Excerpted records:
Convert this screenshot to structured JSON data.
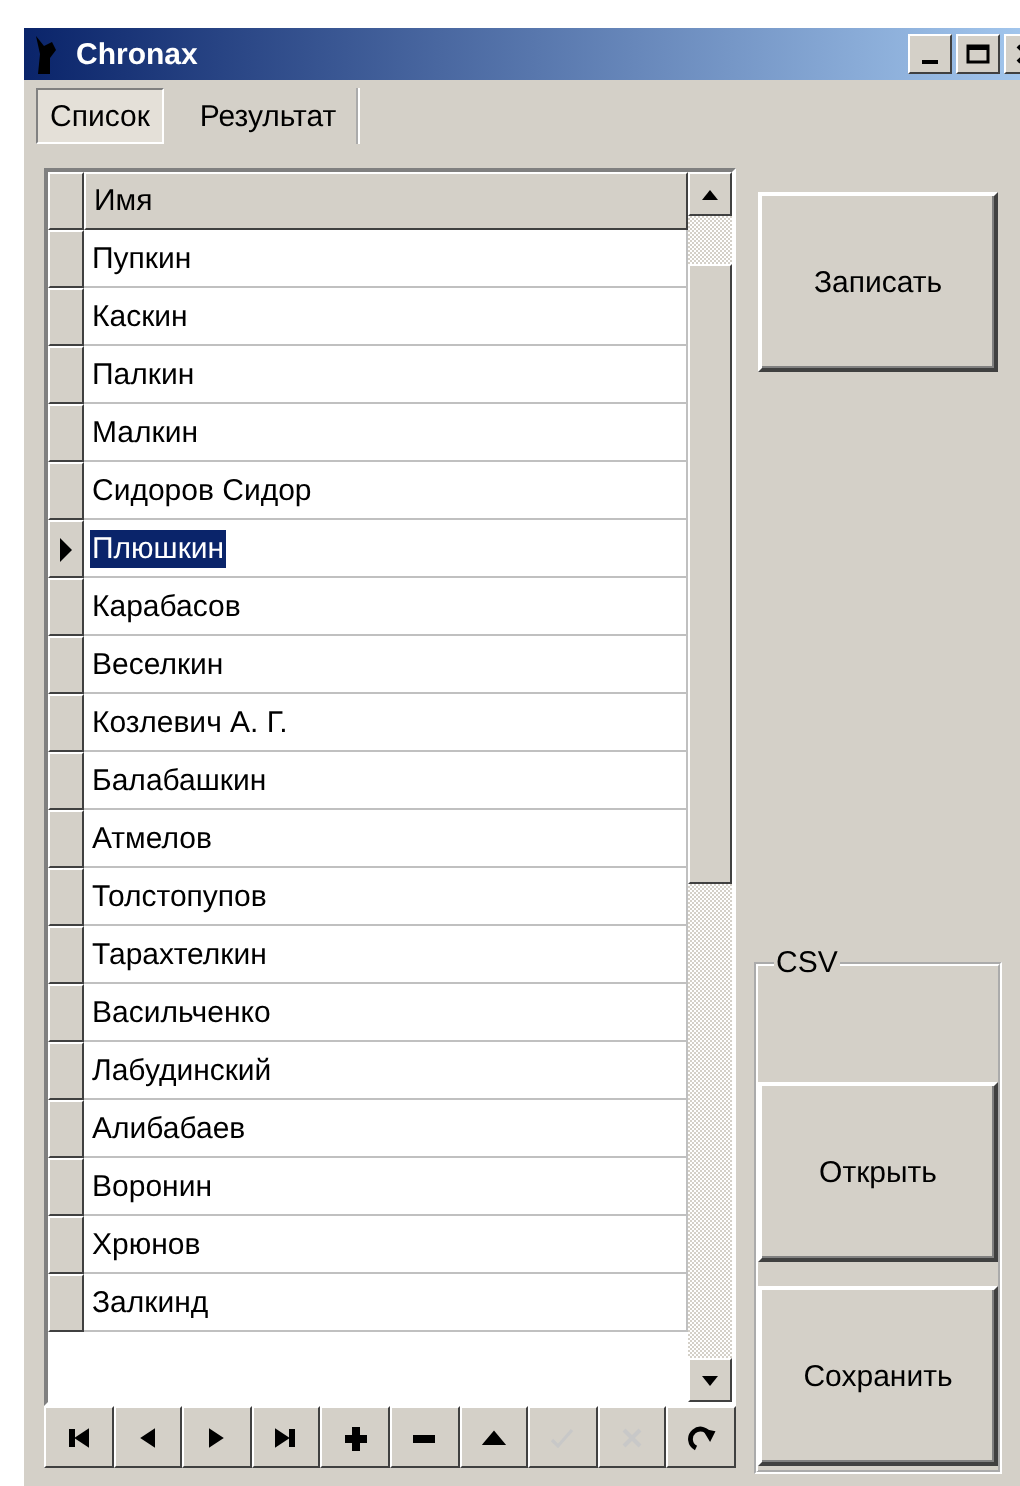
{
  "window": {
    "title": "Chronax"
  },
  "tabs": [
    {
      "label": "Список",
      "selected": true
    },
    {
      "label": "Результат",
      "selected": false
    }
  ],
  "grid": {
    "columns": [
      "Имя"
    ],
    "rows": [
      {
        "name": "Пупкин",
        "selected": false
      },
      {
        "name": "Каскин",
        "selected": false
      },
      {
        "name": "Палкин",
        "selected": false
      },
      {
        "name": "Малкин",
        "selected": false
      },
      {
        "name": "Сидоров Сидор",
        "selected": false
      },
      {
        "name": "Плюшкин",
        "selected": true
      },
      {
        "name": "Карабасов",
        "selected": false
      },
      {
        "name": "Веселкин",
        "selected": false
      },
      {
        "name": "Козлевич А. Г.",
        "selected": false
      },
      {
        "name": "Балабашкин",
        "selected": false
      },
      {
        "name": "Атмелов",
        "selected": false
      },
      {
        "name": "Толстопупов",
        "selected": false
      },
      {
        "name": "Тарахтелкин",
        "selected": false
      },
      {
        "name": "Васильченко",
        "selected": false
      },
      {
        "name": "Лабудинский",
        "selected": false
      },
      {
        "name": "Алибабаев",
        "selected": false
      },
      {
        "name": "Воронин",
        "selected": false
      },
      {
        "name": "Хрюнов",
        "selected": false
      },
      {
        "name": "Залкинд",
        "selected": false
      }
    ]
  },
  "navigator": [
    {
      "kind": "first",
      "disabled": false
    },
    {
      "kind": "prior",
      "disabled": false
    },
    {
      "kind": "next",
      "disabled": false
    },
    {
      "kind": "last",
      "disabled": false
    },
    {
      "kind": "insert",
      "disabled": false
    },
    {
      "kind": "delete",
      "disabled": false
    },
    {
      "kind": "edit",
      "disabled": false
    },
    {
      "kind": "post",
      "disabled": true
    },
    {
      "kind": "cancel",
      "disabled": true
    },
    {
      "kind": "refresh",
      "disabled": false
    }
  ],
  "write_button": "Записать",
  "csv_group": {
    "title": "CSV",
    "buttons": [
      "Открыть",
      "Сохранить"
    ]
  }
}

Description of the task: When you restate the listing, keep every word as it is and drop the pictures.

Expected answer:
Convert this screenshot to structured JSON data.
{
  "window": {
    "title": "Chronax"
  },
  "tabs": [
    {
      "label": "Список",
      "selected": true
    },
    {
      "label": "Результат",
      "selected": false
    }
  ],
  "grid": {
    "columns": [
      "Имя"
    ],
    "rows": [
      {
        "name": "Пупкин",
        "selected": false
      },
      {
        "name": "Каскин",
        "selected": false
      },
      {
        "name": "Палкин",
        "selected": false
      },
      {
        "name": "Малкин",
        "selected": false
      },
      {
        "name": "Сидоров Сидор",
        "selected": false
      },
      {
        "name": "Плюшкин",
        "selected": true
      },
      {
        "name": "Карабасов",
        "selected": false
      },
      {
        "name": "Веселкин",
        "selected": false
      },
      {
        "name": "Козлевич А. Г.",
        "selected": false
      },
      {
        "name": "Балабашкин",
        "selected": false
      },
      {
        "name": "Атмелов",
        "selected": false
      },
      {
        "name": "Толстопупов",
        "selected": false
      },
      {
        "name": "Тарахтелкин",
        "selected": false
      },
      {
        "name": "Васильченко",
        "selected": false
      },
      {
        "name": "Лабудинский",
        "selected": false
      },
      {
        "name": "Алибабаев",
        "selected": false
      },
      {
        "name": "Воронин",
        "selected": false
      },
      {
        "name": "Хрюнов",
        "selected": false
      },
      {
        "name": "Залкинд",
        "selected": false
      }
    ]
  },
  "navigator": [
    {
      "kind": "first",
      "disabled": false
    },
    {
      "kind": "prior",
      "disabled": false
    },
    {
      "kind": "next",
      "disabled": false
    },
    {
      "kind": "last",
      "disabled": false
    },
    {
      "kind": "insert",
      "disabled": false
    },
    {
      "kind": "delete",
      "disabled": false
    },
    {
      "kind": "edit",
      "disabled": false
    },
    {
      "kind": "post",
      "disabled": true
    },
    {
      "kind": "cancel",
      "disabled": true
    },
    {
      "kind": "refresh",
      "disabled": false
    }
  ],
  "write_button": "Записать",
  "csv_group": {
    "title": "CSV",
    "buttons": [
      "Открыть",
      "Сохранить"
    ]
  }
}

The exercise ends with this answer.